Congressional leaders have included short-term funding for health care benefits for retired miners in a must-pass spending bill this week. If approved that would buy some time for thousands of miners in the Ohio Valley region whose benefits would otherwise expire at the end of the year.  

But a statement from the United Mine Workers of America called that short-term fix “a slap in the face” to 22,000 miners and their widows who depend on the health benefits. The union said the Congressional proposal is inadequate on health benefits and does nothing to provide for the pensions for 120,000 retirees and active miners.  

Joe Holland, UMWA local president for Muhlenberg County, Kentucky, said the four-month health funding is just a Band-Aid.

“Are they going to hold it over our heads every four months and say, ‘Okay miners, if you play nice we’re going to give it to you four more months?’” Holland asked.

He said said miners he’s met with are devastated. Many had traveled by bus to massive rallies in Lexington, Kentucky, and Washington, D.C., in support of the Miners Protection Act, legislation which would use money in a mining reclamation fund to shore up the benefits and pensions plans the federal government guaranteed years ago.

Holland doesn’t understand why Congress needs more time to consider the Act when it’s had ample debate and was approved by relevant committees with bipartisan support.  

“We built this country, when they called on us we delivered,” Holland said. “So right now we’re asking them to do the right thing.”

Congressional Inaction

Union members have accused Senate Majority Leader Mitch McConnell (R-KY) of blocking action on the Miners’ Protection Act. But at a weekend event in Louisville McConnell denied preventing a vote.

“I haven’t been preventing one at any point,” McConnell told Ryland Barton of Kentucky Public Radio reporter.  “The issue is miners’ health care and I’ve advocated that the House add miners’ health care to the C.R. — the continuing resolution — that we’ll be voting on.”

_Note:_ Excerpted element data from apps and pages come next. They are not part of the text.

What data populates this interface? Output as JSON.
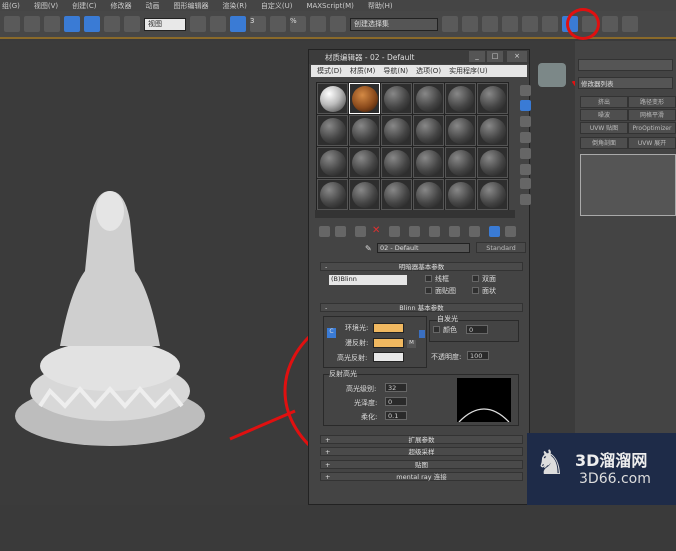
{
  "menubar": [
    "组(G)",
    "视图(V)",
    "创建(C)",
    "修改器",
    "动画",
    "图形编辑器",
    "渲染(R)",
    "自定义(U)",
    "MAXScript(M)",
    "帮助(H)"
  ],
  "toolbar": {
    "view_select": "视图",
    "selection_set": "创建选择集",
    "snap_angle": "3",
    "snap_percent": "%"
  },
  "command_panel": {
    "modifier_list": "修改器列表",
    "buttons": [
      "挤出",
      "路径变形",
      "噪波",
      "网格平滑",
      "UVW 贴图",
      "ProOptimizer",
      "倒角剖面",
      "UVW 展开"
    ]
  },
  "material_editor": {
    "title": "材质编辑器 - 02 - Default",
    "menu": [
      "模式(D)",
      "材质(M)",
      "导航(N)",
      "选项(O)",
      "实用程序(U)"
    ],
    "material_name": "02 - Default",
    "material_type": "Standard",
    "shader_rollout": {
      "title": "明暗器基本参数",
      "shader": "(B)Blinn",
      "wire": "线框",
      "two_sided": "双面",
      "face_map": "面贴图",
      "faceted": "面状"
    },
    "blinn_rollout": {
      "title": "Blinn 基本参数",
      "ambient": "环境光:",
      "diffuse": "漫反射:",
      "specular": "高光反射:",
      "self_illum": "自发光",
      "color": "颜色",
      "self_illum_value": "0",
      "opacity": "不透明度:",
      "opacity_value": "100",
      "m": "M",
      "lock_c": "C"
    },
    "specular_highlights": {
      "title": "反射高光",
      "level_label": "高光级别:",
      "level": "32",
      "gloss_label": "光泽度:",
      "gloss": "0",
      "soften_label": "柔化:",
      "soften": "0.1"
    },
    "collapsed_rollouts": [
      "扩展参数",
      "超级采样",
      "贴图",
      "mental ray 连接"
    ],
    "colors": {
      "ambient": "#f0b860",
      "diffuse": "#f0b860",
      "specular": "#e8e8e8"
    }
  },
  "watermark": {
    "brand": "3D溜溜网",
    "url": "3D66.com"
  }
}
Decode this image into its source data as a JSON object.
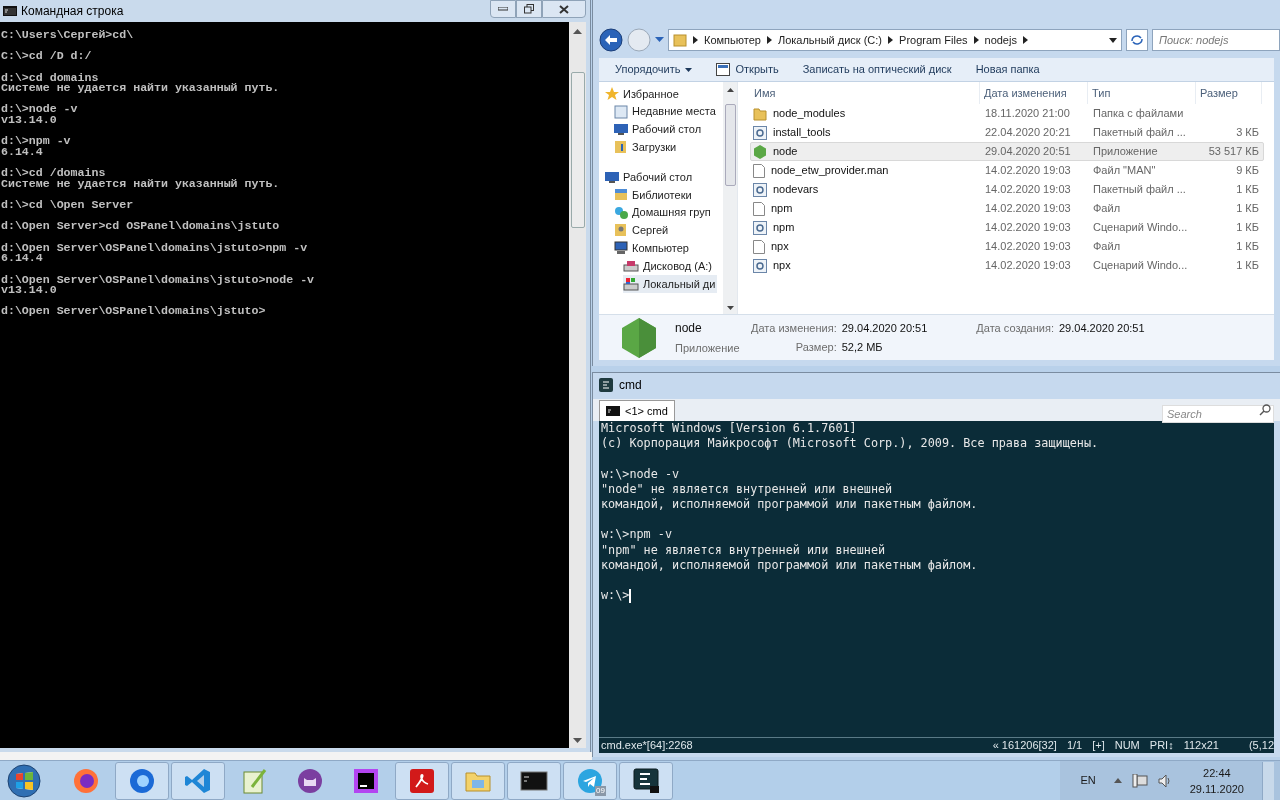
{
  "cmd_window": {
    "title": "Командная строка",
    "blocks": [
      [
        "C:\\Users\\Сергей>cd\\"
      ],
      [
        "C:\\>cd /D d:/"
      ],
      [
        "d:\\>cd domains",
        "Системе не удается найти указанный путь."
      ],
      [
        "d:\\>node -v",
        "v13.14.0"
      ],
      [
        "d:\\>npm -v",
        "6.14.4"
      ],
      [
        "d:\\>cd /domains",
        "Системе не удается найти указанный путь."
      ],
      [
        "d:\\>cd \\Open Server"
      ],
      [
        "d:\\Open Server>cd OSPanel\\domains\\jstuto"
      ],
      [
        "d:\\Open Server\\OSPanel\\domains\\jstuto>npm -v",
        "6.14.4"
      ],
      [
        "d:\\Open Server\\OSPanel\\domains\\jstuto>node -v",
        "v13.14.0"
      ],
      [
        "d:\\Open Server\\OSPanel\\domains\\jstuto>"
      ]
    ]
  },
  "explorer": {
    "breadcrumb": [
      "Компьютер",
      "Локальный диск (C:)",
      "Program Files",
      "nodejs"
    ],
    "search": {
      "placeholder": "Поиск: nodejs"
    },
    "toolbar": [
      {
        "label": "Упорядочить",
        "kind": "menu"
      },
      {
        "label": "Открыть",
        "kind": "open"
      },
      {
        "label": "Записать на оптический диск",
        "kind": "plain"
      },
      {
        "label": "Новая папка",
        "kind": "plain"
      }
    ],
    "nav": [
      {
        "label": "Избранное",
        "kind": "star",
        "selected": false,
        "children": [
          {
            "label": "Недавние места",
            "kind": "recent",
            "selected": false
          },
          {
            "label": "Рабочий стол",
            "kind": "desktop",
            "selected": false
          },
          {
            "label": "Загрузки",
            "kind": "downloads",
            "selected": false
          }
        ]
      },
      {
        "label": "Рабочий стол",
        "kind": "desktop",
        "selected": false,
        "children": [
          {
            "label": "Библиотеки",
            "kind": "libraries",
            "selected": false
          },
          {
            "label": "Домашняя груп",
            "kind": "homegroup",
            "selected": false
          },
          {
            "label": "Сергей",
            "kind": "user",
            "selected": false
          },
          {
            "label": "Компьютер",
            "kind": "computer",
            "selected": false,
            "children": [
              {
                "label": "Дисковод (A:)",
                "kind": "floppy",
                "selected": false
              },
              {
                "label": "Локальный ди",
                "kind": "disk",
                "selected": true
              }
            ]
          }
        ]
      }
    ],
    "columns": [
      "Имя",
      "Дата изменения",
      "Тип",
      "Размер"
    ],
    "files": [
      {
        "name": "node_modules",
        "date": "18.11.2020 21:00",
        "type": "Папка с файлами",
        "kind": "folder",
        "selected": false
      },
      {
        "name": "install_tools",
        "date": "22.04.2020 20:21",
        "type": "Пакетный файл ...",
        "size": "3 КБ",
        "kind": "script",
        "selected": false
      },
      {
        "name": "node",
        "date": "29.04.2020 20:51",
        "type": "Приложение",
        "size": "53 517 КБ",
        "kind": "app",
        "selected": true
      },
      {
        "name": "node_etw_provider.man",
        "date": "14.02.2020 19:03",
        "type": "Файл \"MAN\"",
        "size": "9 КБ",
        "kind": "file",
        "selected": false
      },
      {
        "name": "nodevars",
        "date": "14.02.2020 19:03",
        "type": "Пакетный файл ...",
        "size": "1 КБ",
        "kind": "script",
        "selected": false
      },
      {
        "name": "npm",
        "date": "14.02.2020 19:03",
        "type": "Файл",
        "size": "1 КБ",
        "kind": "file",
        "selected": false
      },
      {
        "name": "npm",
        "date": "14.02.2020 19:03",
        "type": "Сценарий Windo...",
        "size": "1 КБ",
        "kind": "script",
        "selected": false
      },
      {
        "name": "npx",
        "date": "14.02.2020 19:03",
        "type": "Файл",
        "size": "1 КБ",
        "kind": "file",
        "selected": false
      },
      {
        "name": "npx",
        "date": "14.02.2020 19:03",
        "type": "Сценарий Windo...",
        "size": "1 КБ",
        "kind": "script",
        "selected": false
      }
    ],
    "details": {
      "name": "node",
      "type": "Приложение",
      "fields": [
        {
          "label": "Дата изменения:",
          "value": "29.04.2020 20:51"
        },
        {
          "label": "Дата создания:",
          "value": "29.04.2020 20:51"
        },
        {
          "label": "Размер:",
          "value": "52,2 МБ"
        }
      ]
    }
  },
  "conemu": {
    "title": "cmd",
    "tab": {
      "label": "<1> cmd",
      "selected": true
    },
    "search": {
      "placeholder": "Search"
    },
    "blocks": [
      [
        "Microsoft Windows [Version 6.1.7601]",
        "(c) Корпорация Майкрософт (Microsoft Corp.), 2009. Все права защищены."
      ],
      [
        "w:\\>node -v",
        "\"node\" не является внутренней или внешней",
        "командой, исполняемой программой или пакетным файлом."
      ],
      [
        "w:\\>npm -v",
        "\"npm\" не является внутренней или внешней",
        "командой, исполняемой программой или пакетным файлом."
      ],
      [
        "w:\\>"
      ]
    ],
    "status_left": "cmd.exe*[64]:2268",
    "status_right": [
      "« 161206[32]",
      "1/1",
      "[+]",
      "NUM",
      "PRI↕",
      "112x21",
      "(5,12"
    ]
  },
  "taskbar": {
    "items": [
      {
        "kind": "firefox",
        "active": false
      },
      {
        "kind": "firefox-blue",
        "active": true
      },
      {
        "kind": "vscode",
        "active": true
      },
      {
        "kind": "notepad",
        "active": false
      },
      {
        "kind": "cat",
        "active": false
      },
      {
        "kind": "phpstorm",
        "active": false
      },
      {
        "kind": "pdf",
        "active": true
      },
      {
        "kind": "folder",
        "active": true
      },
      {
        "kind": "console",
        "active": true
      },
      {
        "kind": "telegram",
        "active": true,
        "badge": "09"
      },
      {
        "kind": "conemu",
        "active": true
      }
    ],
    "language": "EN",
    "time": "22:44",
    "date": "29.11.2020"
  }
}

McConnell’s emphasis on “health care” foreshadowed events this week, as the funding to support pensions was not included.

A group of Democratic Senators including Ohio’s Sherrod Brown and West Virginia’s Joe Manchin have pledged to block Senate proceedings until action is taken on the miners’ bill.

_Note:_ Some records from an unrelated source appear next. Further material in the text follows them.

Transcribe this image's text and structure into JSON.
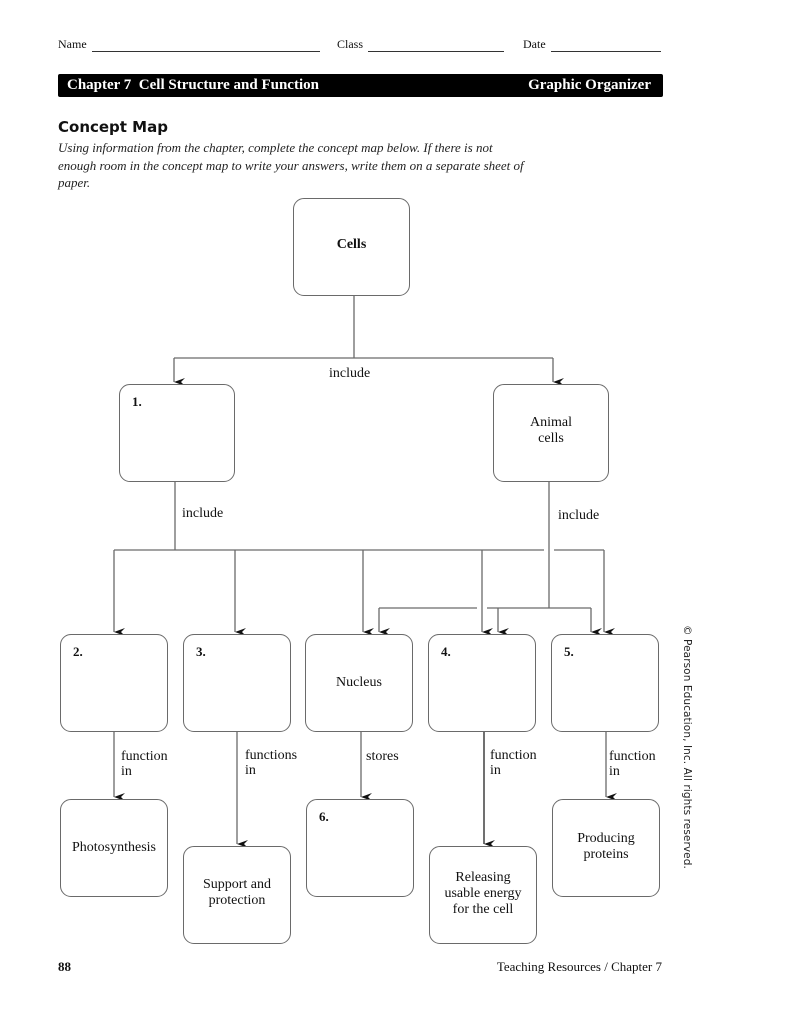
{
  "header": {
    "name_label": "Name",
    "class_label": "Class",
    "date_label": "Date",
    "chapter_title": "Chapter 7  Cell Structure and Function",
    "section_type": "Graphic Organizer"
  },
  "section": {
    "title": "Concept Map",
    "instructions": "Using information from the chapter, complete the concept map below. If there is not enough room in the concept map to write your answers, write them on a separate sheet of paper."
  },
  "concept_map": {
    "nodes": {
      "cells": {
        "text": "Cells"
      },
      "blank1": {
        "number": "1.",
        "text": ""
      },
      "animal_cells": {
        "text": "Animal cells"
      },
      "blank2": {
        "number": "2.",
        "text": ""
      },
      "blank3": {
        "number": "3.",
        "text": ""
      },
      "nucleus": {
        "text": "Nucleus"
      },
      "blank4": {
        "number": "4.",
        "text": ""
      },
      "blank5": {
        "number": "5.",
        "text": ""
      },
      "photosynthesis": {
        "text": "Photosynthesis"
      },
      "support": {
        "text": "Support and protection"
      },
      "blank6": {
        "number": "6.",
        "text": ""
      },
      "releasing": {
        "text": "Releasing usable energy for the cell"
      },
      "producing": {
        "text": "Producing proteins"
      }
    },
    "links": {
      "cells_include": "include",
      "plant_include": "include",
      "animal_include": "include",
      "b2_function": "function in",
      "b3_function": "functions in",
      "nucleus_stores": "stores",
      "b4_function": "function in",
      "b5_function": "function in"
    }
  },
  "sidebar": {
    "copyright": "© Pearson Education, Inc. All rights reserved."
  },
  "footer": {
    "page_number": "88",
    "source": "Teaching Resources / Chapter 7"
  }
}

“We promised them they would have their health care benefits and their pensions,” Manchin said from the Senate floor. “And if we don’t stand for the people that made this country as great as it is then we stand for nothing.”

mining-without-benefits-v5Alexandra Kanik | Ohio Valley ReSource

An Old Pledge

The retired union miners want the cradle-to-grave health and retirement benefits promised to them when Congress intervened in 1947 to settle a national coal strike. The agreement used royalties on coal production to create a retirement fund for miners and their dependents in cases of sickness, disability, death and retirement.

That legislation has been renewed at various times over the years. Now with companies going under and coal production in sharp decline it’s feared that there will not be enough money to fulfill pledges to retirees.

The Miner’s Protection Act seeks to address the potential shortages by tapping the Abandoned Mine Lands fund. The AML reclamation fund was created to address abandoned mine land from before 1977 and is funded by a fee placed on each ton of coal mined.

The interest from the AML fund is currently being absorbed into the U.S. Treasury and the new legislation would redirect some of that interest to safeguard pensions and benefits.

NOTE: This story was updated on Wednesday, December 7, to include comments from UMWA representatives and to add information throughout.

Based at WKYU in Bowling Green, KY, Becca Schimmel covers economy and infrastructure.